((

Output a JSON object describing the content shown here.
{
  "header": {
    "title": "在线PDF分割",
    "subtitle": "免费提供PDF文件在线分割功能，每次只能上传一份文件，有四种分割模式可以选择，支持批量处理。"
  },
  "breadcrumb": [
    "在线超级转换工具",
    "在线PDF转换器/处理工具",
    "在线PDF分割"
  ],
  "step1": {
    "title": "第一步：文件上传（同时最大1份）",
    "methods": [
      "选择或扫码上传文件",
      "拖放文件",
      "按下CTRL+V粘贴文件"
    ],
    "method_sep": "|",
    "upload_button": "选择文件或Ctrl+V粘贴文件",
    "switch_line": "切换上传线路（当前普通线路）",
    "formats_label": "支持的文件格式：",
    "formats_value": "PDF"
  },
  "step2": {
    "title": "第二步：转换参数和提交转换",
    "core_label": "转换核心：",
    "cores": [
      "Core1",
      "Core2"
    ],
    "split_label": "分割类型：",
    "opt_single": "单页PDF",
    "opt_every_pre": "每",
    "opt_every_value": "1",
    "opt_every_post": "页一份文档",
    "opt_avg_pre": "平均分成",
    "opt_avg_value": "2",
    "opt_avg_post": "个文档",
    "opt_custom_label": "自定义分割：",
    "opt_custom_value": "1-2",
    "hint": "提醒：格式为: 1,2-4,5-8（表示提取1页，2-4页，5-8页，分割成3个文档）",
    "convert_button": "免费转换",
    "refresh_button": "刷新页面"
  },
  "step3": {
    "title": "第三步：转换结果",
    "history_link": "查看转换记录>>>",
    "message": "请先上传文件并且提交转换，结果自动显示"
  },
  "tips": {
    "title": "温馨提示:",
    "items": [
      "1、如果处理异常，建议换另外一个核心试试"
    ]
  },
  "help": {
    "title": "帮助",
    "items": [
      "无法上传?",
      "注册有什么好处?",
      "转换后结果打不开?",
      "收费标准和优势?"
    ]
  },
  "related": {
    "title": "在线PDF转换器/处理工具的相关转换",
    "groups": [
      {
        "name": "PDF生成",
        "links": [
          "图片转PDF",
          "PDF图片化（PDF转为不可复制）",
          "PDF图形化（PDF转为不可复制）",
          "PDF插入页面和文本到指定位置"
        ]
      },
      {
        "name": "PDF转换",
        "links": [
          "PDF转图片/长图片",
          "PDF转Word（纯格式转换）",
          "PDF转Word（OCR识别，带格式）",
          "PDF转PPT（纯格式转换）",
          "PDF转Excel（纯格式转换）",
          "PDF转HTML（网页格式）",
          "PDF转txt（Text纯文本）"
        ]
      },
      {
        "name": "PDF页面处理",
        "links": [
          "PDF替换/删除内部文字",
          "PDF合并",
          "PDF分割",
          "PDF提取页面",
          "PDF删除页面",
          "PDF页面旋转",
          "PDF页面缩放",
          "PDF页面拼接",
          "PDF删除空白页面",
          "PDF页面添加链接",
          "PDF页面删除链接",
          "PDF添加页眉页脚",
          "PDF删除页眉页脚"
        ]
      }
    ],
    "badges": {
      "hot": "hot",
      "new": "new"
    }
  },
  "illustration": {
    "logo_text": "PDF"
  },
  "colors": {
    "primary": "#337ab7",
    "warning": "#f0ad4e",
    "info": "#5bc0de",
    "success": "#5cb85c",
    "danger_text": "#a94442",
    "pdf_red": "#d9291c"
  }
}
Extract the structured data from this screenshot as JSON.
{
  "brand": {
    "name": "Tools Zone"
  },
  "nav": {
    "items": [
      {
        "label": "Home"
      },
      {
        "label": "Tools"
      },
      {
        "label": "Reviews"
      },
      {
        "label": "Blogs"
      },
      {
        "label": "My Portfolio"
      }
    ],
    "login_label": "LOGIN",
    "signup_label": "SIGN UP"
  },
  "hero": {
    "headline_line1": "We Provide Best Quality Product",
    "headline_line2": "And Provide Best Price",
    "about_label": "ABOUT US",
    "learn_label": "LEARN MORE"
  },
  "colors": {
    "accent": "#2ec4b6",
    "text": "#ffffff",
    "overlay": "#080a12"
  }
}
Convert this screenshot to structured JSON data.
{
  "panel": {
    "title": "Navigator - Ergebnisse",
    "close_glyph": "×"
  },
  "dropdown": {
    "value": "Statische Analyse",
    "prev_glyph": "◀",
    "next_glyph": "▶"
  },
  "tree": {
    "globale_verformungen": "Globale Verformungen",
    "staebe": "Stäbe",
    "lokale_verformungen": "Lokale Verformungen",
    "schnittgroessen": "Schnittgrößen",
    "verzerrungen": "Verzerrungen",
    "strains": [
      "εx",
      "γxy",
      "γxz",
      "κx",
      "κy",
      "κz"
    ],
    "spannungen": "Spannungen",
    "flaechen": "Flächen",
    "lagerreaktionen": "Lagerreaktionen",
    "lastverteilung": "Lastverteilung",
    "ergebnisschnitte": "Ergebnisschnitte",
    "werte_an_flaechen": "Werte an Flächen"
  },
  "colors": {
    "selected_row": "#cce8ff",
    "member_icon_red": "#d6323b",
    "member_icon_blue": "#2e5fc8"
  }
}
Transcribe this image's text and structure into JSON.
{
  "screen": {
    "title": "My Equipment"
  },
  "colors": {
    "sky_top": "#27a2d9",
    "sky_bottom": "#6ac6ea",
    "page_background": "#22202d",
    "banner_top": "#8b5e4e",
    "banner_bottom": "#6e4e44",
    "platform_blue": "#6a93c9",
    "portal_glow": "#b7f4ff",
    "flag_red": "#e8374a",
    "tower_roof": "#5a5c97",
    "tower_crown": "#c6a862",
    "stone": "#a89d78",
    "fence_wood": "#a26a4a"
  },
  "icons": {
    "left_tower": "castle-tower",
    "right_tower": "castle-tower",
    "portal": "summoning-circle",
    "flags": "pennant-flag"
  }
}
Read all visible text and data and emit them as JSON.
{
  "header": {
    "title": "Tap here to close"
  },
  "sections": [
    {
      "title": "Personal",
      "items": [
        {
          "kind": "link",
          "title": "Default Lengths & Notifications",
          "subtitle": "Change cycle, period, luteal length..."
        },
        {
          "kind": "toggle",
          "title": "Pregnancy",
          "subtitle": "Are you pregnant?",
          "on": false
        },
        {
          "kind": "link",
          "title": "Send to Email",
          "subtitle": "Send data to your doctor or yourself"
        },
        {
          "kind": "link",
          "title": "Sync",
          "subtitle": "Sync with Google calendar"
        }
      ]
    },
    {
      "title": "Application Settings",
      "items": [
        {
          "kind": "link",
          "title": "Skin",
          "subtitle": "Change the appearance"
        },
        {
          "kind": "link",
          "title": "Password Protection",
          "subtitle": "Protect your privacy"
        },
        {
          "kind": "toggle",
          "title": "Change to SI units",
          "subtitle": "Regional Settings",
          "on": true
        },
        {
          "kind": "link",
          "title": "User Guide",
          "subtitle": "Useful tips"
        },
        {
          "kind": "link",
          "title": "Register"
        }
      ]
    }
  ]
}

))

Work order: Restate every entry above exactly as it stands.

Your response:
Output a JSON object describing the content shown here.
{
  "header": {
    "title": "在线PDF分割",
    "subtitle": "免费提供PDF文件在线分割功能，每次只能上传一份文件，有四种分割模式可以选择，支持批量处理。"
  },
  "breadcrumb": [
    "在线超级转换工具",
    "在线PDF转换器/处理工具",
    "在线PDF分割"
  ],
  "step1": {
    "title": "第一步：文件上传（同时最大1份）",
    "methods": [
      "选择或扫码上传文件",
      "拖放文件",
      "按下CTRL+V粘贴文件"
    ],
    "method_sep": "|",
    "upload_button": "选择文件或Ctrl+V粘贴文件",
    "switch_line": "切换上传线路（当前普通线路）",
    "formats_label": "支持的文件格式：",
    "formats_value": "PDF"
  },
  "step2": {
    "title": "第二步：转换参数和提交转换",
    "core_label": "转换核心：",
    "cores": [
      "Core1",
      "Core2"
    ],
    "split_label": "分割类型：",
    "opt_single": "单页PDF",
    "opt_every_pre": "每",
    "opt_every_value": "1",
    "opt_every_post": "页一份文档",
    "opt_avg_pre": "平均分成",
    "opt_avg_value": "2",
    "opt_avg_post": "个文档",
    "opt_custom_label": "自定义分割：",
    "opt_custom_value": "1-2",
    "hint": "提醒：格式为: 1,2-4,5-8（表示提取1页，2-4页，5-8页，分割成3个文档）",
    "convert_button": "免费转换",
    "refresh_button": "刷新页面"
  },
  "step3": {
    "title": "第三步：转换结果",
    "history_link": "查看转换记录>>>",
    "message": "请先上传文件并且提交转换，结果自动显示"
  },
  "tips": {
    "title": "温馨提示:",
    "items": [
      "1、如果处理异常，建议换另外一个核心试试"
    ]
  },
  "help": {
    "title": "帮助",
    "items": [
      "无法上传?",
      "注册有什么好处?",
      "转换后结果打不开?",
      "收费标准和优势?"
    ]
  },
  "related": {
    "title": "在线PDF转换器/处理工具的相关转换",
    "groups": [
      {
        "name": "PDF生成",
        "links": [
          "图片转PDF",
          "PDF图片化（PDF转为不可复制）",
          "PDF图形化（PDF转为不可复制）",
          "PDF插入页面和文本到指定位置"
        ]
      },
      {
        "name": "PDF转换",
        "links": [
          "PDF转图片/长图片",
          "PDF转Word（纯格式转换）",
          "PDF转Word（OCR识别，带格式）",
          "PDF转PPT（纯格式转换）",
          "PDF转Excel（纯格式转换）",
          "PDF转HTML（网页格式）",
          "PDF转txt（Text纯文本）"
        ]
      },
      {
        "name": "PDF页面处理",
        "links": [
          "PDF替换/删除内部文字",
          "PDF合并",
          "PDF分割",
          "PDF提取页面",
          "PDF删除页面",
          "PDF页面旋转",
          "PDF页面缩放",
          "PDF页面拼接",
          "PDF删除空白页面",
          "PDF页面添加链接",
          "PDF页面删除链接",
          "PDF添加页眉页脚",
          "PDF删除页眉页脚"
        ]
      }
    ],
    "badges": {
      "hot": "hot",
      "new": "new"
    }
  },
  "illustration": {
    "logo_text": "PDF"
  },
  "colors": {
    "primary": "#337ab7",
    "warning": "#f0ad4e",
    "info": "#5bc0de",
    "success": "#5cb85c",
    "danger_text": "#a94442",
    "pdf_red": "#d9291c"
  }
}
Extract the structured data from this screenshot as JSON.
{
  "brand": {
    "name": "Tools Zone"
  },
  "nav": {
    "items": [
      {
        "label": "Home"
      },
      {
        "label": "Tools"
      },
      {
        "label": "Reviews"
      },
      {
        "label": "Blogs"
      },
      {
        "label": "My Portfolio"
      }
    ],
    "login_label": "LOGIN",
    "signup_label": "SIGN UP"
  },
  "hero": {
    "headline_line1": "We Provide Best Quality Product",
    "headline_line2": "And Provide Best Price",
    "about_label": "ABOUT US",
    "learn_label": "LEARN MORE"
  },
  "colors": {
    "accent": "#2ec4b6",
    "text": "#ffffff",
    "overlay": "#080a12"
  }
}
Convert this screenshot to structured JSON data.
{
  "panel": {
    "title": "Navigator - Ergebnisse",
    "close_glyph": "×"
  },
  "dropdown": {
    "value": "Statische Analyse",
    "prev_glyph": "◀",
    "next_glyph": "▶"
  },
  "tree": {
    "globale_verformungen": "Globale Verformungen",
    "staebe": "Stäbe",
    "lokale_verformungen": "Lokale Verformungen",
    "schnittgroessen": "Schnittgrößen",
    "verzerrungen": "Verzerrungen",
    "strains": [
      "εx",
      "γxy",
      "γxz",
      "κx",
      "κy",
      "κz"
    ],
    "spannungen": "Spannungen",
    "flaechen": "Flächen",
    "lagerreaktionen": "Lagerreaktionen",
    "lastverteilung": "Lastverteilung",
    "ergebnisschnitte": "Ergebnisschnitte",
    "werte_an_flaechen": "Werte an Flächen"
  },
  "colors": {
    "selected_row": "#cce8ff",
    "member_icon_red": "#d6323b",
    "member_icon_blue": "#2e5fc8"
  }
}
Transcribe this image's text and structure into JSON.
{
  "screen": {
    "title": "My Equipment"
  },
  "colors": {
    "sky_top": "#27a2d9",
    "sky_bottom": "#6ac6ea",
    "page_background": "#22202d",
    "banner_top": "#8b5e4e",
    "banner_bottom": "#6e4e44",
    "platform_blue": "#6a93c9",
    "portal_glow": "#b7f4ff",
    "flag_red": "#e8374a",
    "tower_roof": "#5a5c97",
    "tower_crown": "#c6a862",
    "stone": "#a89d78",
    "fence_wood": "#a26a4a"
  },
  "icons": {
    "left_tower": "castle-tower",
    "right_tower": "castle-tower",
    "portal": "summoning-circle",
    "flags": "pennant-flag"
  }
}
Read all visible text and data and emit them as JSON.
{
  "header": {
    "title": "Tap here to close"
  },
  "sections": [
    {
      "title": "Personal",
      "items": [
        {
          "kind": "link",
          "title": "Default Lengths & Notifications",
          "subtitle": "Change cycle, period, luteal length..."
        },
        {
          "kind": "toggle",
          "title": "Pregnancy",
          "subtitle": "Are you pregnant?",
          "on": false
        },
        {
          "kind": "link",
          "title": "Send to Email",
          "subtitle": "Send data to your doctor or yourself"
        },
        {
          "kind": "link",
          "title": "Sync",
          "subtitle": "Sync with Google calendar"
        }
      ]
    },
    {
      "title": "Application Settings",
      "items": [
        {
          "kind": "link",
          "title": "Skin",
          "subtitle": "Change the appearance"
        },
        {
          "kind": "link",
          "title": "Password Protection",
          "subtitle": "Protect your privacy"
        },
        {
          "kind": "toggle",
          "title": "Change to SI units",
          "subtitle": "Regional Settings",
          "on": true
        },
        {
          "kind": "link",
          "title": "User Guide",
          "subtitle": "Useful tips"
        },
        {
          "kind": "link",
          "title": "Register"
        }
      ]
    }
  ]
}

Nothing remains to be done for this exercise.